TASK GOAL. Read the records and gather each line that includes "description".

Start of GIVEN ENTRIES

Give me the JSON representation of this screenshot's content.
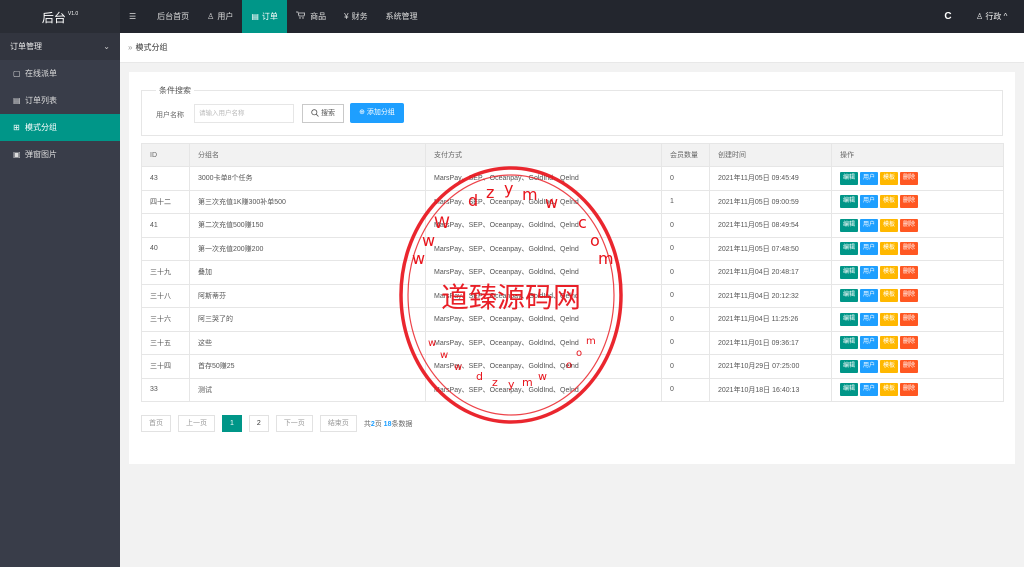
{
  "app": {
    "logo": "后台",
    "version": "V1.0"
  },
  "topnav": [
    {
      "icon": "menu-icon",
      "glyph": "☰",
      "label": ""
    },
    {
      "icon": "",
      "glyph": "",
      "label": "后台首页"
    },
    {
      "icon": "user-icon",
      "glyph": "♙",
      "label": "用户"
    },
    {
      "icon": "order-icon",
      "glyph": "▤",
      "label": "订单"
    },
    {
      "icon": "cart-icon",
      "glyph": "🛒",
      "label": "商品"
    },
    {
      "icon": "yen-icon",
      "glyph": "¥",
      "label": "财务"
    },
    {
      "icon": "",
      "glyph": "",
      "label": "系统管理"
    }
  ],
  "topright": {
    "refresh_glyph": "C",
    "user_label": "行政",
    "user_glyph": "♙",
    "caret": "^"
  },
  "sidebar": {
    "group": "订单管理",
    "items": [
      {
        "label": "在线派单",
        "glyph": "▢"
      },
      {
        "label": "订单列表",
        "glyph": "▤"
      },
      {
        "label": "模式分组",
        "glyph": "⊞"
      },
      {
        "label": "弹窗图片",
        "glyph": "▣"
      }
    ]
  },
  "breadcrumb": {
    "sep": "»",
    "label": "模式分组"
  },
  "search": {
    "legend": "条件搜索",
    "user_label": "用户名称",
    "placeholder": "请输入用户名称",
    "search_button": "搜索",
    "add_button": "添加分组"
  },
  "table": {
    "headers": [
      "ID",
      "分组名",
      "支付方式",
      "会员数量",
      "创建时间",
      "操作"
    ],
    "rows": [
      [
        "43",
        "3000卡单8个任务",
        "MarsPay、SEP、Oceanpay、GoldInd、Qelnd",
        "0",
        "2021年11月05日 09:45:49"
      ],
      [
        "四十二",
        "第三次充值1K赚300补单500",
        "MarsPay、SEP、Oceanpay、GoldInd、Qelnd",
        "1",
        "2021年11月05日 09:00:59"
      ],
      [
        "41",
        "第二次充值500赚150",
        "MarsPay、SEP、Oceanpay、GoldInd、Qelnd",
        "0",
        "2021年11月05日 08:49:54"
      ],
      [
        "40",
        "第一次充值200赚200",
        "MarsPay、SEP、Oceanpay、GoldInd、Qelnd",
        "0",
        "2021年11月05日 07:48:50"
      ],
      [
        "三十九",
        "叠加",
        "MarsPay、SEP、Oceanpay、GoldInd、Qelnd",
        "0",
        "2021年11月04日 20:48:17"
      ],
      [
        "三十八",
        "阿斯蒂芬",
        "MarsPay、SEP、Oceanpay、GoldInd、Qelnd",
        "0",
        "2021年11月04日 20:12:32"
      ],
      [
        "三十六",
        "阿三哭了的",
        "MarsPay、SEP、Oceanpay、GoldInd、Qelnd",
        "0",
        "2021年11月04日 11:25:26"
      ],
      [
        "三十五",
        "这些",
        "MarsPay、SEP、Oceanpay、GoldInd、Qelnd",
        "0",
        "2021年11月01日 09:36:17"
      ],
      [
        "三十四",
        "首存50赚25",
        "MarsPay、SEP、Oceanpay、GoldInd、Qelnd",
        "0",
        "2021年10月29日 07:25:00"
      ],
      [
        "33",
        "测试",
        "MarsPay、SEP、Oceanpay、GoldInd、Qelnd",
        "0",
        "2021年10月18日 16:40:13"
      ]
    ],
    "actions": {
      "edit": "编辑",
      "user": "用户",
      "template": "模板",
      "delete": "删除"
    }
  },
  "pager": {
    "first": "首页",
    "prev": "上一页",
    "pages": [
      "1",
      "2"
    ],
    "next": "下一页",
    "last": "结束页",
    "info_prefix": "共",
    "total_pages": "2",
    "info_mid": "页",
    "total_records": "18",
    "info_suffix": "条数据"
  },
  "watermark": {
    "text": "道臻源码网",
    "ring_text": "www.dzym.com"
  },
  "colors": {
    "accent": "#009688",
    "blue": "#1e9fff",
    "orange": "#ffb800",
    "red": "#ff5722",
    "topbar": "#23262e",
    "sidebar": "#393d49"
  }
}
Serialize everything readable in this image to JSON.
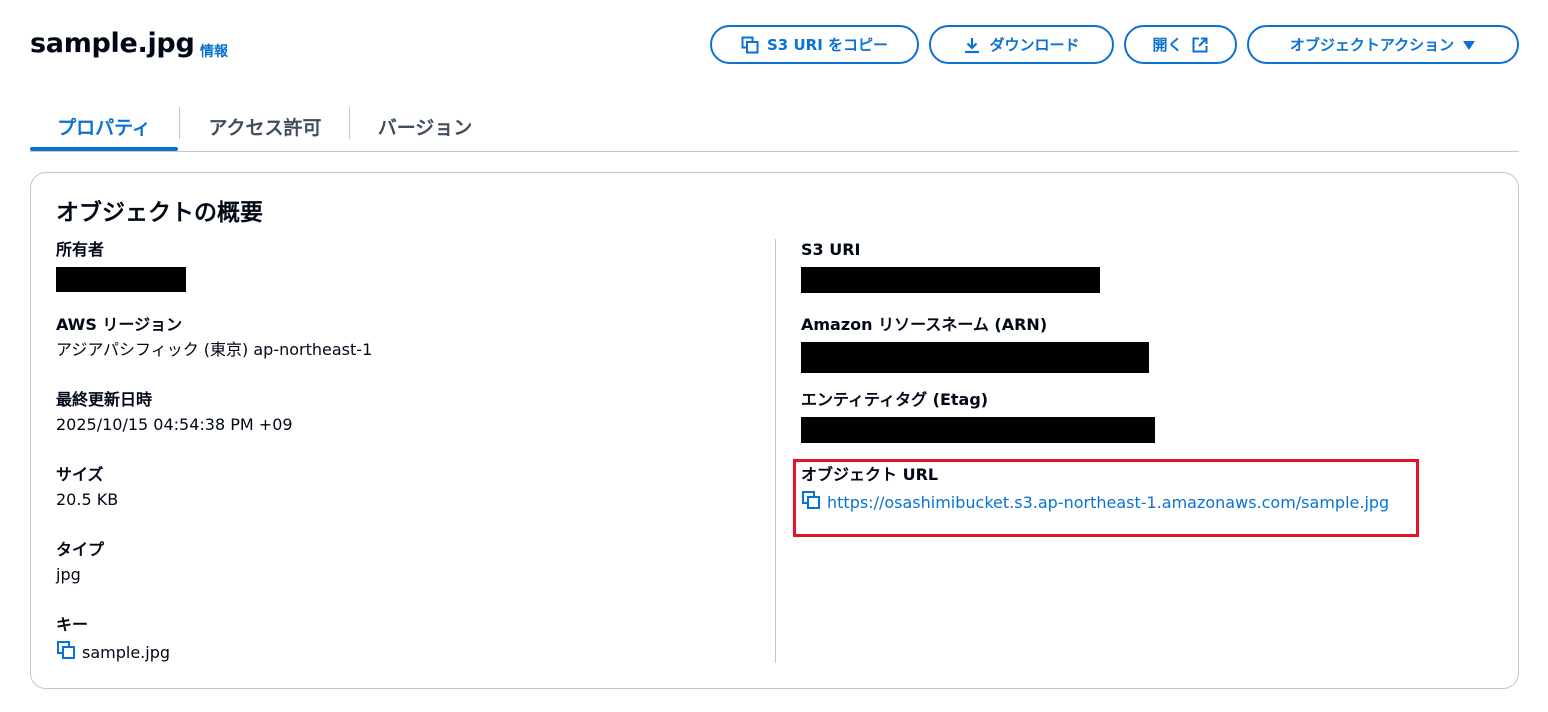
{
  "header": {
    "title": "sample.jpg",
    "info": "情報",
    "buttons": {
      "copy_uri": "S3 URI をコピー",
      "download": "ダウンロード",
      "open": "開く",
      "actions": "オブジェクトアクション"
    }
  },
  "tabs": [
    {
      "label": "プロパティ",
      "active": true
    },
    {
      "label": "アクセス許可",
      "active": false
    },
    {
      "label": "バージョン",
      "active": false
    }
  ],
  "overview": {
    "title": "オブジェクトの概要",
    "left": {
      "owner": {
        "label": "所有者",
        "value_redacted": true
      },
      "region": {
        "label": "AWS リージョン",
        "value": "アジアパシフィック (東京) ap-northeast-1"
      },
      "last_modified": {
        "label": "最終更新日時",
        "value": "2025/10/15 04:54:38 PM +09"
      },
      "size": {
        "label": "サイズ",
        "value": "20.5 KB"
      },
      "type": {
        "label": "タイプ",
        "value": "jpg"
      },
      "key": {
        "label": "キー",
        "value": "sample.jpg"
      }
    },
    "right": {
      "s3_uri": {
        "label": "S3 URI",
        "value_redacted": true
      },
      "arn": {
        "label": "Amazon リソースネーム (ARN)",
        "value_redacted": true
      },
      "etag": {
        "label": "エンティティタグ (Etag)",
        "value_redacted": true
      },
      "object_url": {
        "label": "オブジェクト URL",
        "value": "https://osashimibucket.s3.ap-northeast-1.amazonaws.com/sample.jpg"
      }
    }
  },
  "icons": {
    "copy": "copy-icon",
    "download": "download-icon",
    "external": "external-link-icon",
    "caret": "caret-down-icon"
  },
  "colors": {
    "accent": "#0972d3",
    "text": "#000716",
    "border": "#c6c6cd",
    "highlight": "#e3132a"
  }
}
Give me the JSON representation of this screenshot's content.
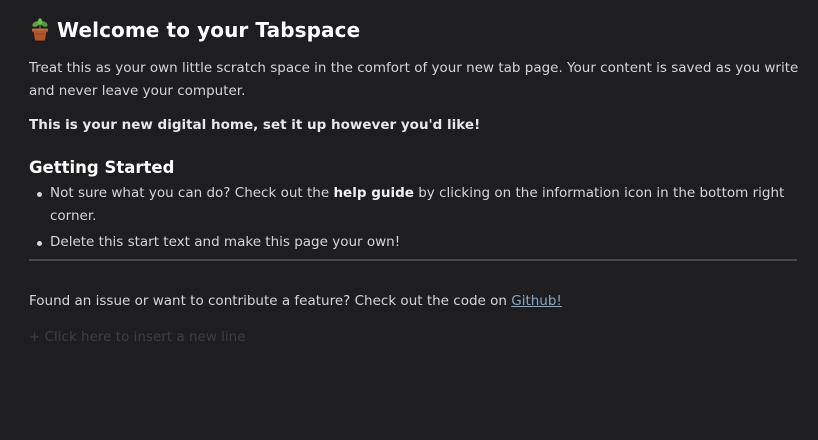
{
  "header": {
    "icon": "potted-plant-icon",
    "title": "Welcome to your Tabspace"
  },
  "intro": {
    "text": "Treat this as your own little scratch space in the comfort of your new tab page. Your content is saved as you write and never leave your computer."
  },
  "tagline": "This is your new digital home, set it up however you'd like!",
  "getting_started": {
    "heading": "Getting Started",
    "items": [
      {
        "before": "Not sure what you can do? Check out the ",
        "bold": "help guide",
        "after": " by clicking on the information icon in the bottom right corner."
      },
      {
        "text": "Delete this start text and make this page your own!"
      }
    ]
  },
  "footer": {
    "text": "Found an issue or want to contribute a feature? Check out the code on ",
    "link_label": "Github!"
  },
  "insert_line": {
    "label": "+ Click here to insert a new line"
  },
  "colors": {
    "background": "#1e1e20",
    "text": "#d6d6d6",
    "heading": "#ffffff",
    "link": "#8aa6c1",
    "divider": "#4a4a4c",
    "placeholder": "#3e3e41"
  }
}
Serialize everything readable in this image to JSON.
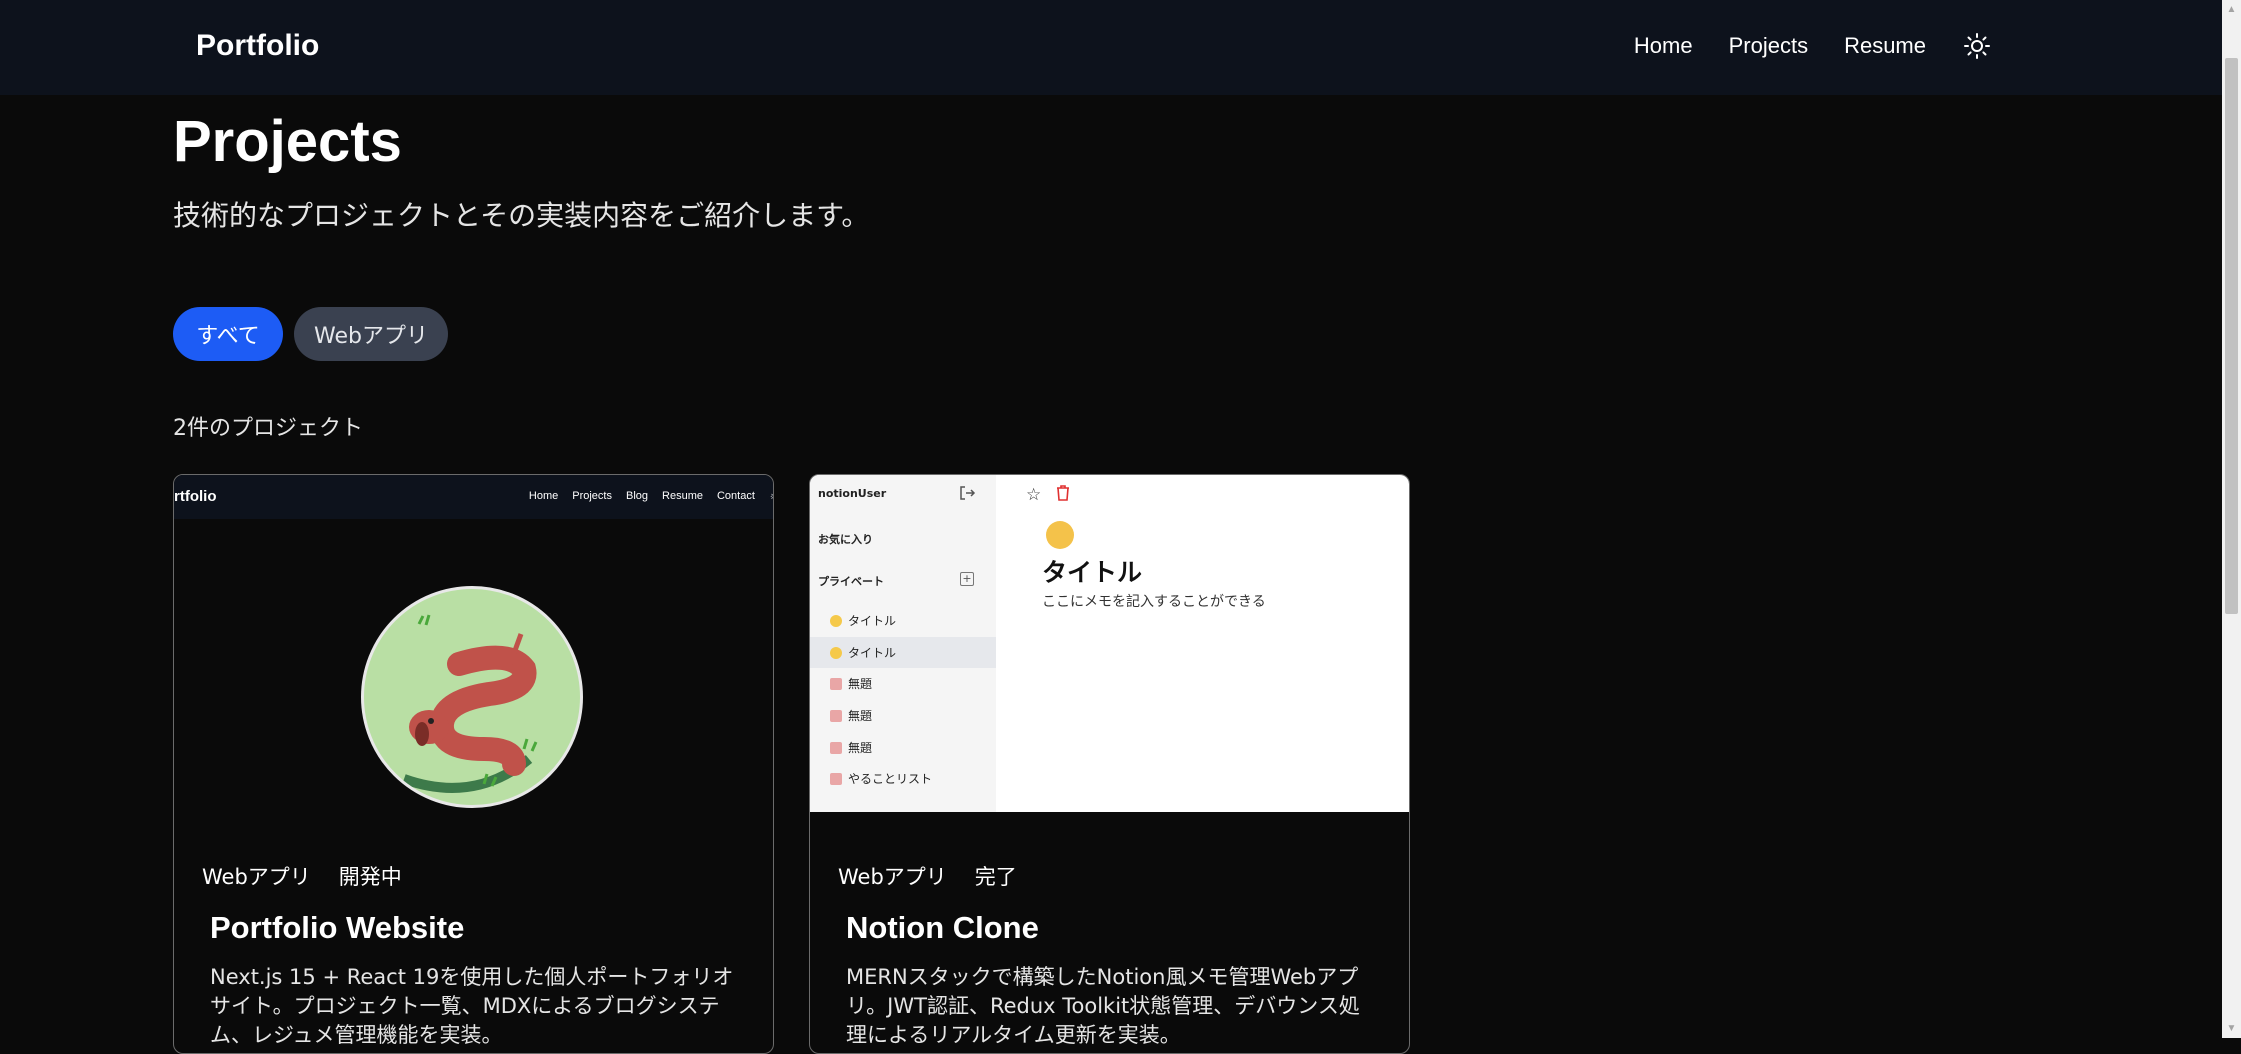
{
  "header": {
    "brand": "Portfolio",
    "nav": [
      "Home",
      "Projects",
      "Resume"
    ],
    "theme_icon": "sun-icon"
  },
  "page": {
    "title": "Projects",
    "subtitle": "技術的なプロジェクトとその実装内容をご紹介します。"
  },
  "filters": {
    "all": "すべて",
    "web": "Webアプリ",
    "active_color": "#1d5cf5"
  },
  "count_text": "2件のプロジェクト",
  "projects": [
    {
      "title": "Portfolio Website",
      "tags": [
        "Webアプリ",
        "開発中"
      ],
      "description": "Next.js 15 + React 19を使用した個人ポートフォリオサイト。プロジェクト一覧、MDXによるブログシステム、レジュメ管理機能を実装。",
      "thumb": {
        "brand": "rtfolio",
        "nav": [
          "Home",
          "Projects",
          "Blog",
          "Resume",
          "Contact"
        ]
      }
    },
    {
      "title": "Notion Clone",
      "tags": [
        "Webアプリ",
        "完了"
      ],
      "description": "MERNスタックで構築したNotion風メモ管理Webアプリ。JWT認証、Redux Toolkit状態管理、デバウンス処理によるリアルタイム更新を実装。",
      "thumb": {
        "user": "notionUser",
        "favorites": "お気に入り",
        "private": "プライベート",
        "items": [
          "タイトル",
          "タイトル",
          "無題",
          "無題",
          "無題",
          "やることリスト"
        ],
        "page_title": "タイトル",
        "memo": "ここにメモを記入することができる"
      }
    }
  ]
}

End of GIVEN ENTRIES

YOUR SOLUTION.
      "description": "Next.js 15 + React 19を使用した個人ポートフォリオサイト。プロジェクト一覧、MDXによるブログシステム、レジュメ管理機能を実装。",
      "description": "MERNスタックで構築したNotion風メモ管理Webアプリ。JWT認証、Redux Toolkit状態管理、デバウンス処理によるリアルタイム更新を実装。",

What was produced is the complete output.